START Dataset entries

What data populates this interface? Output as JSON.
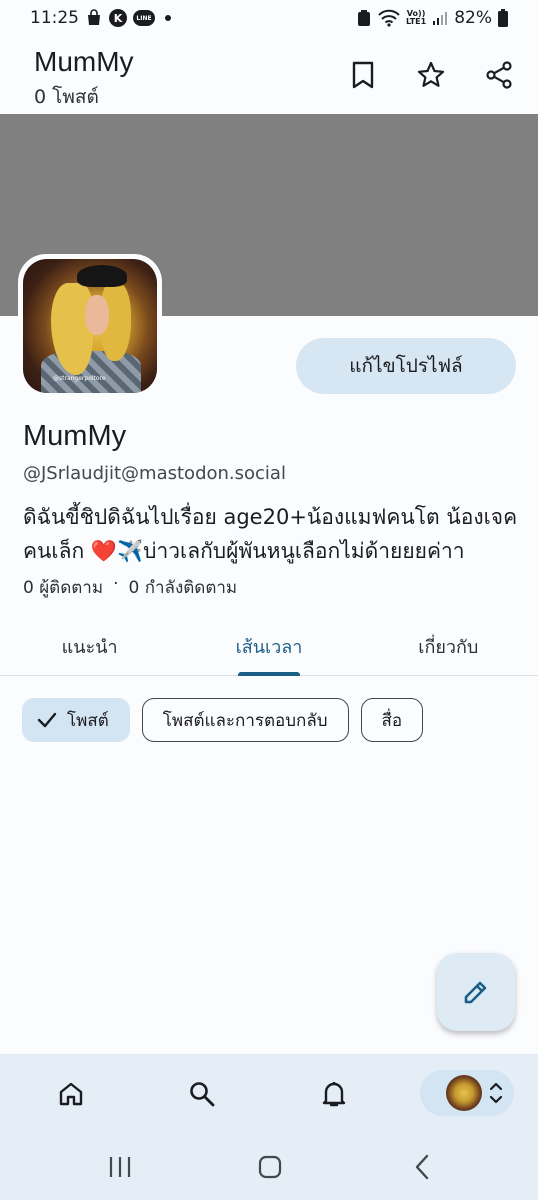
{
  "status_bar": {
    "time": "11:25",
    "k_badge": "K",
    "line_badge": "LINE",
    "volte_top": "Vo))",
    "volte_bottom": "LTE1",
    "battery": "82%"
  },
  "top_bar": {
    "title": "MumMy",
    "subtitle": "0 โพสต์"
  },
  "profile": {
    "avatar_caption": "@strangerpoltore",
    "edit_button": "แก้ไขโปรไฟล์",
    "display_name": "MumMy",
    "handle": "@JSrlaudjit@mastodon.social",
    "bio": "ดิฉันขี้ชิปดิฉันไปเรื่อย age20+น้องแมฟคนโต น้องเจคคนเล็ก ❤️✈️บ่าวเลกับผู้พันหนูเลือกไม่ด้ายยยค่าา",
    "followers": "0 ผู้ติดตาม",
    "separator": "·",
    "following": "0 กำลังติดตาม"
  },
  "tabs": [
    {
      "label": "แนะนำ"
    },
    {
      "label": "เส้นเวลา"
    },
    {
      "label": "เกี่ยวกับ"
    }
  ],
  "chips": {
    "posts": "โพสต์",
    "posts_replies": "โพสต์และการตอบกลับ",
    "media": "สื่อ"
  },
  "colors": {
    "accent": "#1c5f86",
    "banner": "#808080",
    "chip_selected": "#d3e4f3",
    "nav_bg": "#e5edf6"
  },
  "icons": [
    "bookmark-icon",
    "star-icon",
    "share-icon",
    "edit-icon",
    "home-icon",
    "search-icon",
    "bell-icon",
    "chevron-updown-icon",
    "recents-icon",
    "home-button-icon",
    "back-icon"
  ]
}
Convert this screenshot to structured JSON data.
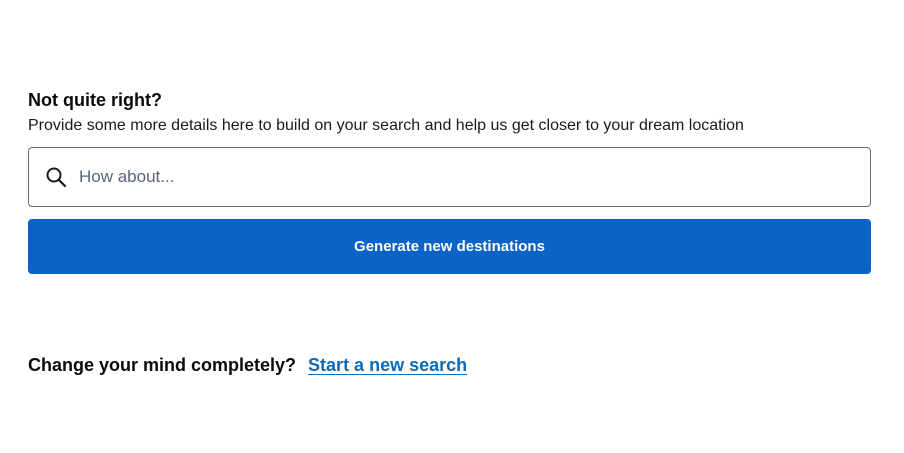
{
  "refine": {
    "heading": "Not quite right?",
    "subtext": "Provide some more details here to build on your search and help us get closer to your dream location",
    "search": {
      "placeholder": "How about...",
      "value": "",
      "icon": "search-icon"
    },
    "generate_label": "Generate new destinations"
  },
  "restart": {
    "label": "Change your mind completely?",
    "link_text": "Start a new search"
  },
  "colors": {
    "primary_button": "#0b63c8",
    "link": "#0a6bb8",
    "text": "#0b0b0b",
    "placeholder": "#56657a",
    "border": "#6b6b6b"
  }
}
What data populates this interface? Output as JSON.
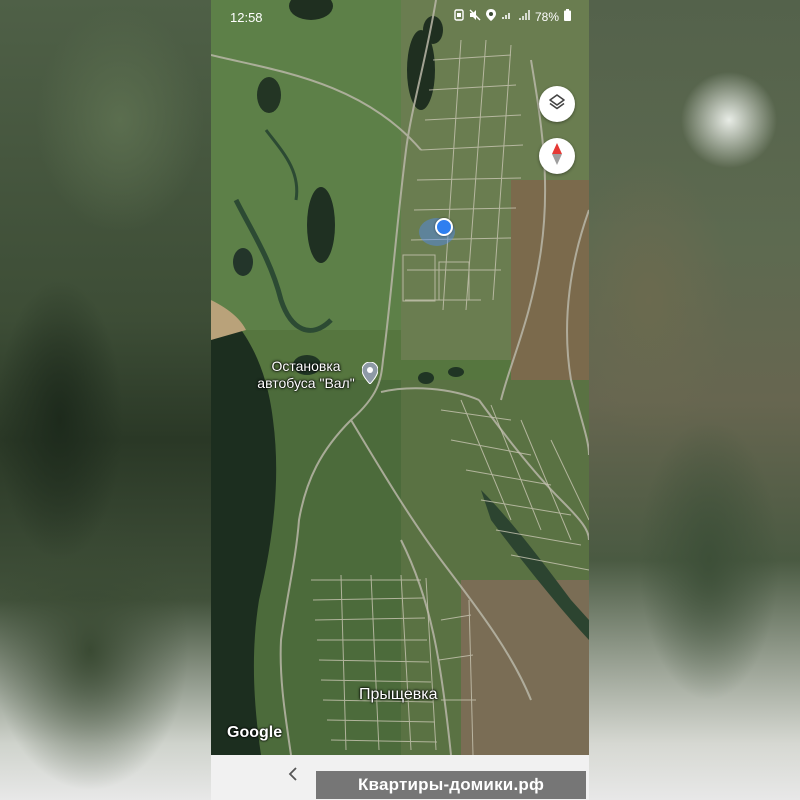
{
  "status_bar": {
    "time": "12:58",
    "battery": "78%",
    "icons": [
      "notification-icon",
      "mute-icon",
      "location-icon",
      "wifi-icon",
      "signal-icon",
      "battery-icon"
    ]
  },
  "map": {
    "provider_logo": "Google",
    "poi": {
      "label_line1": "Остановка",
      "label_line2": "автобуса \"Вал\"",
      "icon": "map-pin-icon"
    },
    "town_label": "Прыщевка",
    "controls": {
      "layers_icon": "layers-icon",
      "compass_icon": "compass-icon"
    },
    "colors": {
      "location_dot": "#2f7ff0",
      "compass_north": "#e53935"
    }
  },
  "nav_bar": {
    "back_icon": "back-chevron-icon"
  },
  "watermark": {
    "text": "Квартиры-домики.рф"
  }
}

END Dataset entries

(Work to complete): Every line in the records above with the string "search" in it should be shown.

(Answer section):
    "search-icon",
    "subtext": "Provide some more details here to build on your search and help us get closer to your dream location",
    "search": {
      "icon": "search-icon"
    "link_text": "Start a new search"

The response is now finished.